Goal of the exercise
Work out the count of lines in the listing below that include "title". Give that count alone.

^^^^^^^^^^^^^^^^

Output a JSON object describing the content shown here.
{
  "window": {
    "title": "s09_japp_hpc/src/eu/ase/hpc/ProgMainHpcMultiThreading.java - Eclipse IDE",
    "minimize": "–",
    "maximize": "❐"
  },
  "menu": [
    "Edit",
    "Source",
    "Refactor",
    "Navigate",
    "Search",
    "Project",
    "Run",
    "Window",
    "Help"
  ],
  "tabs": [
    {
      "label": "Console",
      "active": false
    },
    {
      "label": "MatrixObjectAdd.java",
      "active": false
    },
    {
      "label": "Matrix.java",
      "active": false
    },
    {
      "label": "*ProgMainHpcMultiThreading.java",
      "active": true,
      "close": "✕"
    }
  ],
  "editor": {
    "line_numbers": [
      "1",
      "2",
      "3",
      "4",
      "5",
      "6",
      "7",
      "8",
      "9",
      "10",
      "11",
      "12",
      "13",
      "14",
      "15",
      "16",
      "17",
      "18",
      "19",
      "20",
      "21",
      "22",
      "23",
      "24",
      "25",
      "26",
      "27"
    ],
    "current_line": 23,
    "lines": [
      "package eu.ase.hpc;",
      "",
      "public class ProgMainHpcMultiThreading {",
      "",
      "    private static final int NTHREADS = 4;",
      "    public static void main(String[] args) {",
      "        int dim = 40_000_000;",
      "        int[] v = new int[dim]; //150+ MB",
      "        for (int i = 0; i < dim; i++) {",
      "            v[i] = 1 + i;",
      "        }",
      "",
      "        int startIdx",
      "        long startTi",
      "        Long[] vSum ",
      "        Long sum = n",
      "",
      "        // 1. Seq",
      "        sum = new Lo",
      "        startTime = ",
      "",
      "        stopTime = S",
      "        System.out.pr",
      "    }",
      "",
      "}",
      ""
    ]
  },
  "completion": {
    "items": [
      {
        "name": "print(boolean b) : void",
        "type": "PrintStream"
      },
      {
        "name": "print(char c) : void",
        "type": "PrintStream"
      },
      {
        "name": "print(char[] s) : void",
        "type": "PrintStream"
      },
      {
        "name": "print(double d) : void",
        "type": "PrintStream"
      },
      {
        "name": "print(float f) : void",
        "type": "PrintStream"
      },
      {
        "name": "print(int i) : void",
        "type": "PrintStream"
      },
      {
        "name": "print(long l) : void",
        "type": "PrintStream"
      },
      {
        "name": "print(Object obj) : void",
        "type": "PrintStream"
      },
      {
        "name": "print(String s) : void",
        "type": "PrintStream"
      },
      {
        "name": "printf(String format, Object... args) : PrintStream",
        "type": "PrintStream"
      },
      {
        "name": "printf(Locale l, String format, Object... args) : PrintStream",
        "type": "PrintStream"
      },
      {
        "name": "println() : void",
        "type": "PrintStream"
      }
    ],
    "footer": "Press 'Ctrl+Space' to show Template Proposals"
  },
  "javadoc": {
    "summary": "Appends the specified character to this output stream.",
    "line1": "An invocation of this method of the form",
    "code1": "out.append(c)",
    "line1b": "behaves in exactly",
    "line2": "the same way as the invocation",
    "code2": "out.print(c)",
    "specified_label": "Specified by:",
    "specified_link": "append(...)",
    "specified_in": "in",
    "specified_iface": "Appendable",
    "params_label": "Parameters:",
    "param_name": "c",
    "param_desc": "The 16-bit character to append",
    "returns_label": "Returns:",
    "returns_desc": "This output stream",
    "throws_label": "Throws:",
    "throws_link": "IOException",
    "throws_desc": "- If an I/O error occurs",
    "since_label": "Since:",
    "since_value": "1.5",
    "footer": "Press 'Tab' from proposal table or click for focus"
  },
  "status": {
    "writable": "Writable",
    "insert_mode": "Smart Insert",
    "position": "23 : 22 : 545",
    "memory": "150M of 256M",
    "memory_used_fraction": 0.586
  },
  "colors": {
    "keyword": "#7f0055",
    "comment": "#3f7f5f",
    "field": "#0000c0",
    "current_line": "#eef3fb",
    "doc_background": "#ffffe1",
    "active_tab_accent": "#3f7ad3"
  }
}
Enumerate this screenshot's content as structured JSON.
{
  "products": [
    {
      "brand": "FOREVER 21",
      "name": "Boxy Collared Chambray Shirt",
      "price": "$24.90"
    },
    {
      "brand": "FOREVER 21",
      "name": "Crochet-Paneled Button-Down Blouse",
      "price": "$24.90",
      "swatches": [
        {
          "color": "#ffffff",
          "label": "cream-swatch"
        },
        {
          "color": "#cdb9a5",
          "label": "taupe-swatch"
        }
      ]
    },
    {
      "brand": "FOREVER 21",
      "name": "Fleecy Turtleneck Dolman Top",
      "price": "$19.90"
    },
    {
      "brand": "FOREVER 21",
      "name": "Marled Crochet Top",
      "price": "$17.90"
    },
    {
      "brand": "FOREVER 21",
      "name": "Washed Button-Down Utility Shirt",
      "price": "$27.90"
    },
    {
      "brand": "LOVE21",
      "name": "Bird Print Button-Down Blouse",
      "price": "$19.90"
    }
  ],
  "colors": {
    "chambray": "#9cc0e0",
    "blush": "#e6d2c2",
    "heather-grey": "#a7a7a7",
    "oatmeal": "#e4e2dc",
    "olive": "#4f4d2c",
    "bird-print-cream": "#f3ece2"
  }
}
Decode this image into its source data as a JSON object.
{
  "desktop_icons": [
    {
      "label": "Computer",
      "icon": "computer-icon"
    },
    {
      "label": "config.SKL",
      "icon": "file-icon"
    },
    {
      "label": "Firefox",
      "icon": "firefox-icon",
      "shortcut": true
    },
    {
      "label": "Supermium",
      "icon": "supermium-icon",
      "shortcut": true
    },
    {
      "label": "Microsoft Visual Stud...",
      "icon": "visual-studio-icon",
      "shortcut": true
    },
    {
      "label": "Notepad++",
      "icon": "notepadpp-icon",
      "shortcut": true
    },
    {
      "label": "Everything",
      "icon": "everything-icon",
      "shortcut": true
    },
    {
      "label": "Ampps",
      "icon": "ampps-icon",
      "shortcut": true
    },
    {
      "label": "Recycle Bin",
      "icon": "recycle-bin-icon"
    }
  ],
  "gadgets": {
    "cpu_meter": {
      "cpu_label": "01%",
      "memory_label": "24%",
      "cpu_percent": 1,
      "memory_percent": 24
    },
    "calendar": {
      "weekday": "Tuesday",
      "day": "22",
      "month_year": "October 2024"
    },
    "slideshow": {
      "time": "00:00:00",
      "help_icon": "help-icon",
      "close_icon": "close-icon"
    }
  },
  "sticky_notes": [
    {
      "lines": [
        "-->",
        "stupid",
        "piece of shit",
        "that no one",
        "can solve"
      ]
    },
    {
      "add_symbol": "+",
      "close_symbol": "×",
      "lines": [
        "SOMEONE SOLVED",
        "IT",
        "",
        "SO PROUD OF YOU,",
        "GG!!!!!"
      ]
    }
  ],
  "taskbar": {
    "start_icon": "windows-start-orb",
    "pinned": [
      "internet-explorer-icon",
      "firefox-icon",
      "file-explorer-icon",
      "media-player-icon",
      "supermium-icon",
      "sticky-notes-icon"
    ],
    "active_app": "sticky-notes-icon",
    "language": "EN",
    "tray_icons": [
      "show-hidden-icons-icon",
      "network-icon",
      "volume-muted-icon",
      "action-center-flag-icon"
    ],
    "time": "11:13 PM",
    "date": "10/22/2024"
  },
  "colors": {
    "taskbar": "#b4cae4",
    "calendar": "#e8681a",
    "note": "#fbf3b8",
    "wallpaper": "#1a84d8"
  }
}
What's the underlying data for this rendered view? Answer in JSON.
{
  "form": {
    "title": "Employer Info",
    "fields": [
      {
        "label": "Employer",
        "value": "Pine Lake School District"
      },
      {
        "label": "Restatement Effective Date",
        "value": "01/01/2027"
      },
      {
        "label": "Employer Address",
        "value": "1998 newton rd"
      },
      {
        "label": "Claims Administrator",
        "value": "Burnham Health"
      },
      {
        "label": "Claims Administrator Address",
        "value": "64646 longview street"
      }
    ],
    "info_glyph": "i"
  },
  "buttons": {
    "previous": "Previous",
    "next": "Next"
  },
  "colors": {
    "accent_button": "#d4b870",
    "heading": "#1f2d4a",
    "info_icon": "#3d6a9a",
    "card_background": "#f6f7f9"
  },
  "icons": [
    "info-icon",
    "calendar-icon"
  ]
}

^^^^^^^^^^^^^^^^

Written response
2